Alberta weather has always been highly variable, but this month has given new meaning to the words.
For most of January we were basking in temperatures five to seven degrees above normal. The last day we had any measurable snow was Dec 21, meaning our winter has also been unusually dry. In mid January, a huge prairie grass fire, accompanied by strong winds, closed down major highways and caused the evacuation of a small town.
On January 3, we actually set a new temperature record, glorying in a sunny +15C (60F). Eight other centers in the province also set records that day. Many of us never bothered even digging out our winter coats.

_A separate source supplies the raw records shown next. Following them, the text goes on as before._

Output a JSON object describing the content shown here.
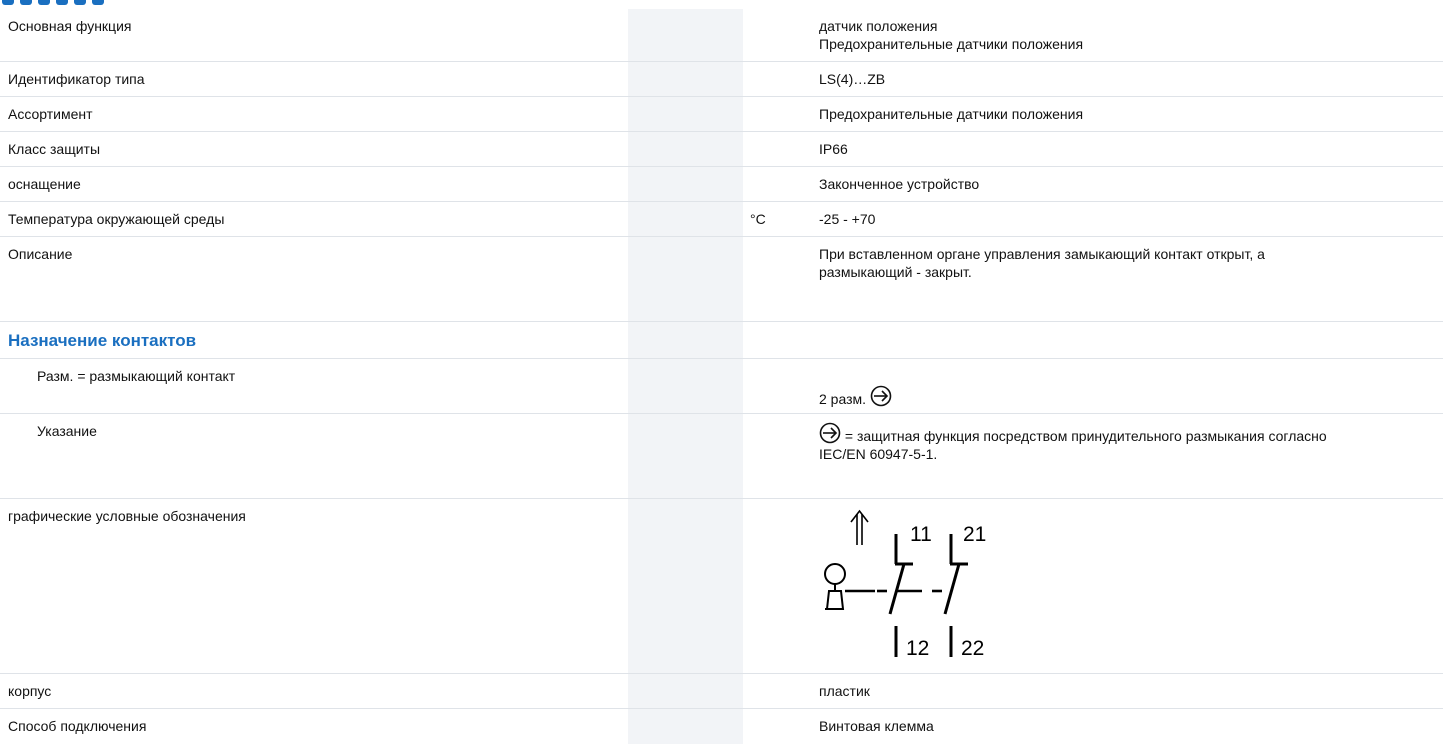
{
  "section_title": "Назначение контактов",
  "rows": [
    {
      "label": "Основная функция",
      "unit": "",
      "value": "датчик положения\nПредохранительные датчики положения"
    },
    {
      "label": "Идентификатор типа",
      "unit": "",
      "value": "LS(4)…ZB"
    },
    {
      "label": "Ассортимент",
      "unit": "",
      "value": "Предохранительные датчики положения"
    },
    {
      "label": "Класс защиты",
      "unit": "",
      "value": "IP66"
    },
    {
      "label": "оснащение",
      "unit": "",
      "value": "Законченное устройство"
    },
    {
      "label": "Температура окружающей среды",
      "unit": "°C",
      "value": "-25 - +70"
    },
    {
      "label": "Описание",
      "unit": "",
      "value": "При вставленном органе управления замыкающий контакт открыт, а\nразмыкающий - закрыт."
    }
  ],
  "contacts": {
    "nc_label": "Разм. = размыкающий контакт",
    "nc_value": "2 разм.",
    "note_label": "Указание",
    "note_value_line1": " = защитная функция посредством принудительного размыкания согласно",
    "note_value_line2": "IEC/EN 60947-5-1."
  },
  "symbol_row": {
    "label": "графические условные обозначения",
    "terminals": [
      "11",
      "21",
      "12",
      "22"
    ]
  },
  "rows_bottom": [
    {
      "label": "корпус",
      "value": "пластик"
    },
    {
      "label": "Способ подключения",
      "value": "Винтовая клемма"
    }
  ],
  "colors": {
    "accent": "#1a6fc0",
    "shade": "#f2f4f7",
    "border": "#dfe3e8"
  }
}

The local rare bird alert has been an interesting read. Cinnamon teal, green winged teal, redhead, gadwall, lesser scaup, northern pintail, belted kingfisher, hermit thrush, varied thrush, turkey vulture, trumpeter swan and killdeer appeared on the January bird list. Except for the killdeer (15 reported at once), most of these sightings were of single birds.
All good things come to an end however, and on Jan 15 winter finally remembered we were here.
The temperature nosedived to around -20C (-4F) at noon, with a slight wind. You might imagine the yard would be quiet, with the birds huddling in the warmest spots.
So what did I see?
Maximum fluffing. Fluffing their feathers is one way birds keep warm, trapping more insulating air near the body. And boy did I have fluffed birds.
The grackle that has been making sporadic visits this winter showed up at the black-oil sunflower feeder in the morning. He wasn’t this big a week ago.
Two highly fluffed mourning doves appeared at the sunflower chip feeder on the deck.
The black-capped chickadees were more hyper active than usual so I couldn’t get a photo, but they’re even cuter in maximum fluffiness!
Then in the afternoon, I glanced out the window and counted eight robins. Really, really, fluffed robins. Poor things.
Even the normal winter birds were fluffed with the rapid change in temperature. This poor little downy was nearly twice his actual size, and the red-breasted nuthatch was a fluffball.
Unfortunately old man winter wasn’t satisfied with just -20C. That first cold night we had moon dog, an indicator of continuing clear, cold weather. Sure enough, the third week of January brought a couple days with a ‘high’ temperature of -29C (-20F), which dipped down to -35C (-31F) at night. The dog never got her walk on those evenings, but she didn’t seem to mind.
Our normal winter birds moved to the feeders enmasse. Feeders were being refilled as soon as they emptied, sometimes twice a day. Everyone is reporting a yard full of common redpolls, they’re still at all my feeders both front and back. If I haven’t found a hoary redpoll it wasn’t for lack of time spent peering at busy little red-topped birds all day.
Then the bohemian waxwing cloud moved in – I had about 20 in my mountain ash, but they were spread over several yards that I could see, and possibly the whole neighborhood. There is not a mountain ash berry remaining for blocks.
As I write this, temperatures are climbing back into the plus digits, meaning that small trace of snow we received last week will soon be gone. The grackle, doves and robins are still here. Now the local bird alert is reporting a possible early migration, with thousands of ducks showing up in the last few days.
Would anyone care if I just hid under the bed until things go back to normal?
I have no idea what to look for in my yard. Winter birds? Summer birds? Robins are usually a great indicator of spring, but seeing them on a -20C day kind of blew that out of the water. How will I know when it’s spring?
Ah, I know. It will be spring when the first insects show up in the yard. Of course!